Your objective: Every line of the records that holds the word "新しい学び舎" should be copied out.

Records for this exercise:
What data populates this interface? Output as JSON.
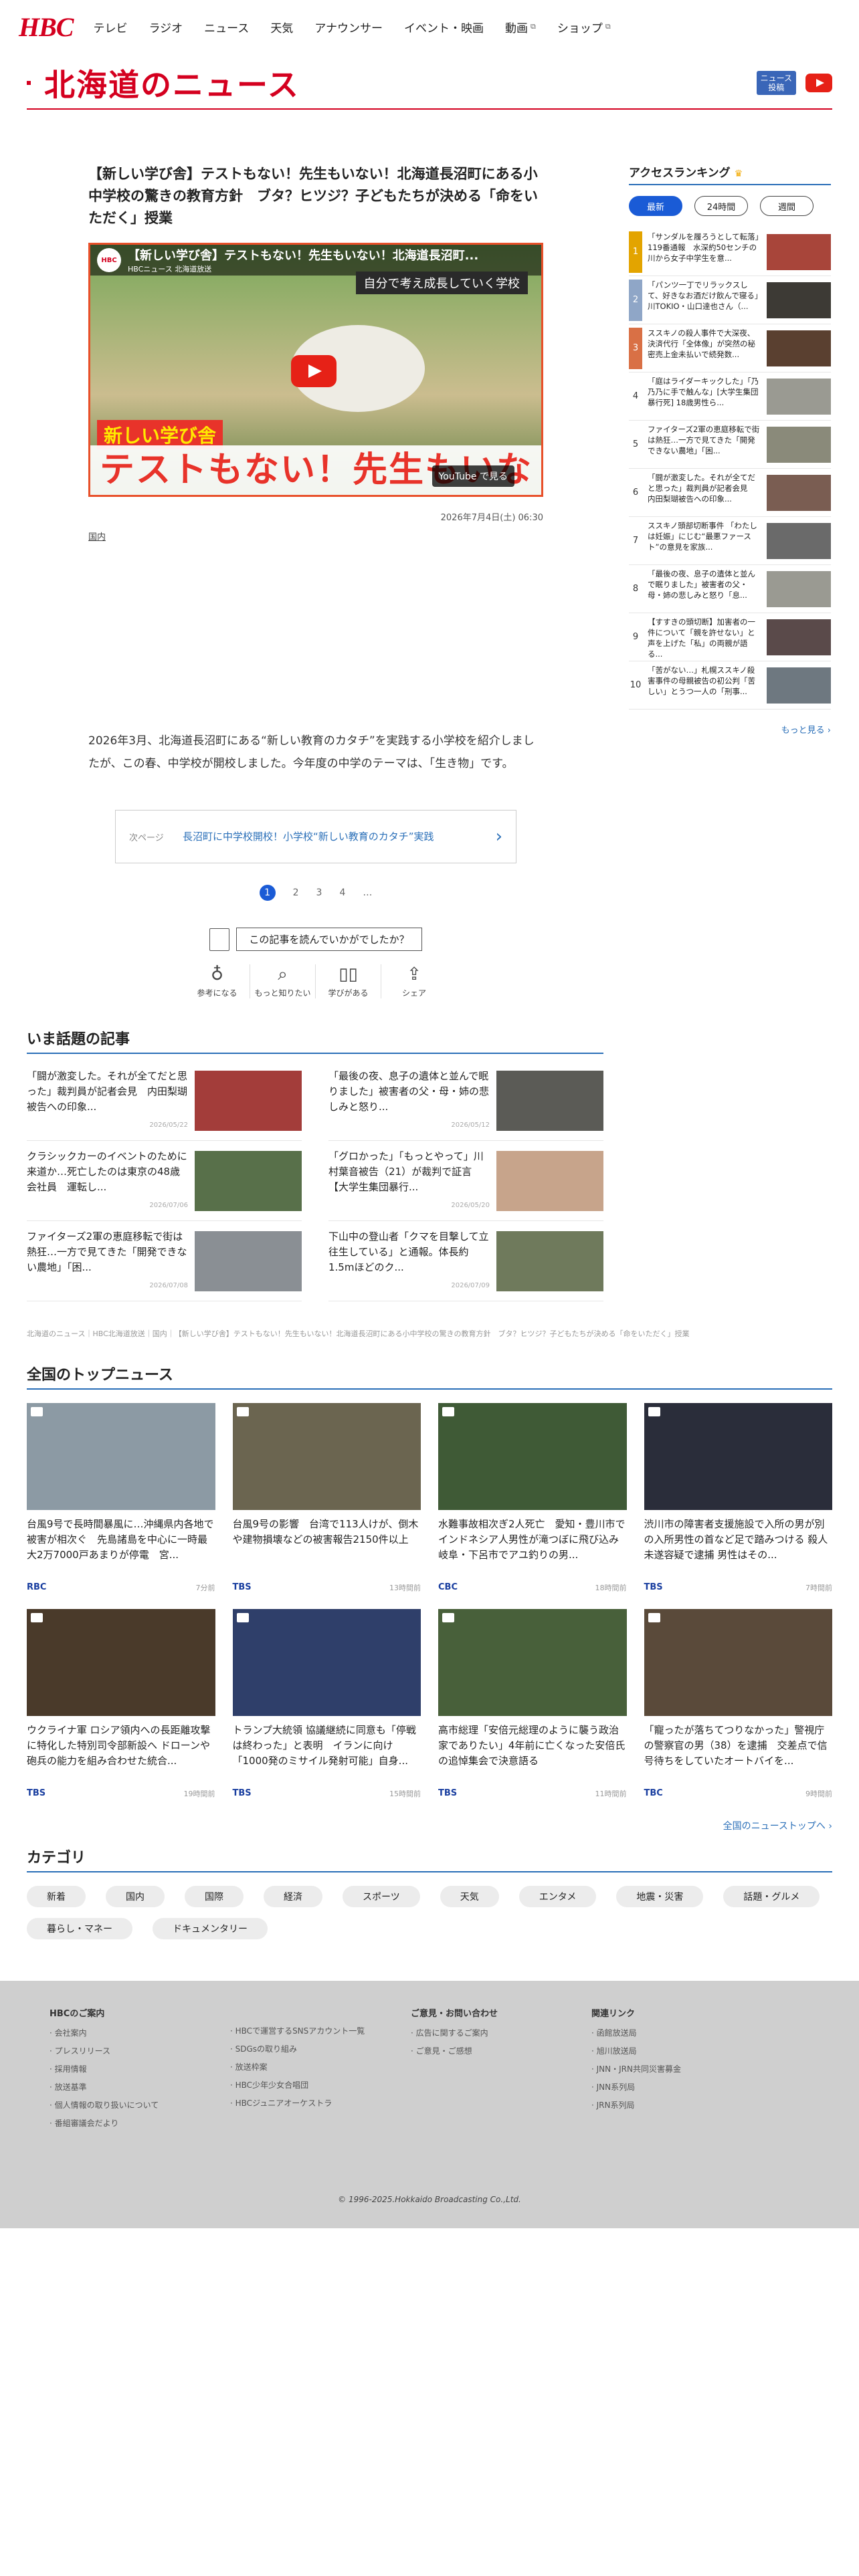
{
  "header": {
    "logo": "HBC",
    "nav": [
      {
        "label": "テレビ",
        "ext": false
      },
      {
        "label": "ラジオ",
        "ext": false
      },
      {
        "label": "ニュース",
        "ext": false
      },
      {
        "label": "天気",
        "ext": false
      },
      {
        "label": "アナウンサー",
        "ext": false
      },
      {
        "label": "イベント・映画",
        "ext": false
      },
      {
        "label": "動画",
        "ext": true
      },
      {
        "label": "ショップ",
        "ext": true
      }
    ],
    "page_title": "北海道のニュース",
    "news_post": "ニュース\n投稿"
  },
  "article": {
    "title": "【新しい学び舎】テストもない！先生もいない！北海道長沼町にある小中学校の驚きの教育方針　ブタ？ヒツジ？子どもたちが決める「命をいただく」授業",
    "video": {
      "channel": "HBC",
      "title": "【新しい学び舎】テストもない！先生もいない！北海道長沼町...",
      "channel_name": "HBCニュース 北海道放送",
      "badge": "自分で考え成長していく学校",
      "tag": "新しい学び舎",
      "big_text": "テストもない！先生もいない！",
      "yt": "YouTube で見る"
    },
    "date": "2026年7月4日(土) 06:30",
    "category": "国内",
    "lead": "2026年3月、北海道長沼町にある“新しい教育のカタチ”を実践する小学校を紹介しましたが、この春、中学校が開校しました。今年度の中学のテーマは、「生き物」です。",
    "next": {
      "label": "次ページ",
      "title": "長沼町に中学校開校！小学校“新しい教育のカタチ”実践"
    },
    "pager": [
      "1",
      "2",
      "3",
      "4",
      "…"
    ],
    "reaction": {
      "ask": "この記事を読んでいかがでしたか？",
      "buttons": [
        "参考になる",
        "もっと知りたい",
        "学びがある",
        "シェア"
      ]
    }
  },
  "ranking": {
    "title": "アクセスランキング",
    "tabs": [
      "最新",
      "24時間",
      "週間"
    ],
    "items": [
      {
        "n": "1",
        "text": "「サンダルを履ろうとして転落」119番通報　水深約50センチの川から女子中学生を意..."
      },
      {
        "n": "2",
        "text": "「パンツ一丁でリラックスして、好きなお酒だけ飲んで寝る」川TOKIO・山口達也さん（..."
      },
      {
        "n": "3",
        "text": "ススキノの殺人事件で大深夜、決済代行「全体像」が突然の秘密売上金未払いで続発数..."
      },
      {
        "n": "4",
        "text": "「庭はライダーキックした」「乃乃乃に手で触んな」[大学生集団暴行死] 18歳男性ら..."
      },
      {
        "n": "5",
        "text": "ファイターズ2軍の恵庭移転で街は熱狂…一方で見てきた「開発できない農地」「困..."
      },
      {
        "n": "6",
        "text": "「闘が激変した。それが全てだと思った」裁判員が記者会見　内田梨瑚被告への印象..."
      },
      {
        "n": "7",
        "text": "ススキノ頭部切断事件 「わたしは妊娠」にじむ“最悪ファースト”の意見を家族..."
      },
      {
        "n": "8",
        "text": "「最後の夜、息子の遺体と並んで眠りました」被害者の父・母・姉の悲しみと怒り「息..."
      },
      {
        "n": "9",
        "text": "【すすきの頭切断】加害者の一件について「親を許せない」と声を上げた「私」の両親が語る..."
      },
      {
        "n": "10",
        "text": "「苦がない…」札幌ススキノ殺害事件の母親被告の初公判「苦しい」とうつ一人の「刑事..."
      }
    ],
    "more": "もっと見る"
  },
  "trending": {
    "title": "いま話題の記事",
    "items": [
      {
        "text": "「闘が激変した。それが全てだと思った」裁判員が記者会見　内田梨瑚被告への印象...",
        "date": "2026/05/22"
      },
      {
        "text": "「最後の夜、息子の遺体と並んで眠りました」被害者の父・母・姉の悲しみと怒り...",
        "date": "2026/05/12"
      },
      {
        "text": "クラシックカーのイベントのために来道か…死亡したのは東京の48歳会社員　運転し...",
        "date": "2026/07/06"
      },
      {
        "text": "「グロかった」「もっとやって」川村葉音被告（21）が裁判で証言【大学生集団暴行...",
        "date": "2026/05/20"
      },
      {
        "text": "ファイターズ2軍の恵庭移転で街は熱狂…一方で見てきた「開発できない農地」「困...",
        "date": "2026/07/08"
      },
      {
        "text": "下山中の登山者「クマを目撃して立往生している」と通報。体長約1.5mほどのク...",
        "date": "2026/07/09"
      }
    ]
  },
  "breadcrumb": "北海道のニュース｜HBC北海道放送｜国内｜【新しい学び舎】テストもない！先生もいない！北海道長沼町にある小中学校の驚きの教育方針　ブタ？ヒツジ？子どもたちが決める「命をいただく」授業",
  "national": {
    "title": "全国のトップニュース",
    "items": [
      {
        "text": "台風9号で長時間暴風に…沖縄県内各地で被害が相次ぐ　先島諸島を中心に一時最大2万7000戸あまりが停電　宮...",
        "src": "RBC",
        "ago": "7分前"
      },
      {
        "text": "台風9号の影響　台湾で113人けが、倒木や建物損壊などの被害報告2150件以上",
        "src": "TBS",
        "ago": "13時間前"
      },
      {
        "text": "水難事故相次ぎ2人死亡　愛知・豊川市でインドネシア人男性が滝つぼに飛び込み　岐阜・下呂市でアユ釣りの男...",
        "src": "CBC",
        "ago": "18時間前"
      },
      {
        "text": "渋川市の障害者支援施設で入所の男が別の入所男性の首など足で踏みつける 殺人未遂容疑で逮捕 男性はその...",
        "src": "TBS",
        "ago": "7時間前"
      },
      {
        "text": "ウクライナ軍 ロシア領内への長距離攻撃に特化した特別司令部新設へ ドローンや砲兵の能力を組み合わせた統合...",
        "src": "TBS",
        "ago": "19時間前"
      },
      {
        "text": "トランプ大統領 協議継続に同意も「停戦は終わった」と表明　イランに向け「1000発のミサイル発射可能」自身...",
        "src": "TBS",
        "ago": "15時間前"
      },
      {
        "text": "高市総理「安倍元総理のように襲う政治家でありたい」4年前に亡くなった安倍氏の追悼集会で決意語る",
        "src": "TBS",
        "ago": "11時間前"
      },
      {
        "text": "「寵ったが落ちてつりなかった」警視庁の警察官の男（38）を逮捕　交差点で信号待ちをしていたオートバイを...",
        "src": "TBC",
        "ago": "9時間前"
      }
    ],
    "all_label": "全国のニューストップへ"
  },
  "categories": {
    "title": "カテゴリ",
    "items": [
      "新着",
      "国内",
      "国際",
      "経済",
      "スポーツ",
      "天気",
      "エンタメ",
      "地震・災害",
      "話題・グルメ",
      "暮らし・マネー",
      "ドキュメンタリー"
    ]
  },
  "footer": {
    "cols": [
      {
        "head": "HBCのご案内",
        "links": [
          "会社案内",
          "プレスリリース",
          "採用情報",
          "放送基準",
          "個人情報の取り扱いについて",
          "番組審議会だより"
        ]
      },
      {
        "head": "",
        "links": [
          "HBCで運営するSNSアカウント一覧",
          "SDGsの取り組み",
          "放送枠案",
          "HBC少年少女合唱団",
          "HBCジュニアオーケストラ"
        ]
      },
      {
        "head": "ご意見・お問い合わせ",
        "links": [
          "広告に関するご案内",
          "ご意見・ご感想"
        ]
      },
      {
        "head": "関連リンク",
        "links": [
          "函館放送局",
          "旭川放送局",
          "JNN・JRN共同災害募金",
          "JNN系列局",
          "JRN系列局"
        ]
      }
    ],
    "copyright": "© 1996-2025.Hokkaido Broadcasting Co.,Ltd."
  },
  "colors": {
    "brand": "#d4001f",
    "accent": "#1a5bd6",
    "link": "#2a6fb8"
  }
}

Response:
    "title": "【新しい学び舎】テストもない！先生もいない！北海道長沼町にある小中学校の驚きの教育方針　ブタ？ヒツジ？子どもたちが決める「命をいただく」授業",
      "title": "【新しい学び舎】テストもない！先生もいない！北海道長沼町...",
      "tag": "新しい学び舎",
  "breadcrumb": "北海道のニュース｜HBC北海道放送｜国内｜【新しい学び舎】テストもない！先生もいない！北海道長沼町にある小中学校の驚きの教育方針　ブタ？ヒツジ？子どもたちが決める「命をいただく」授業",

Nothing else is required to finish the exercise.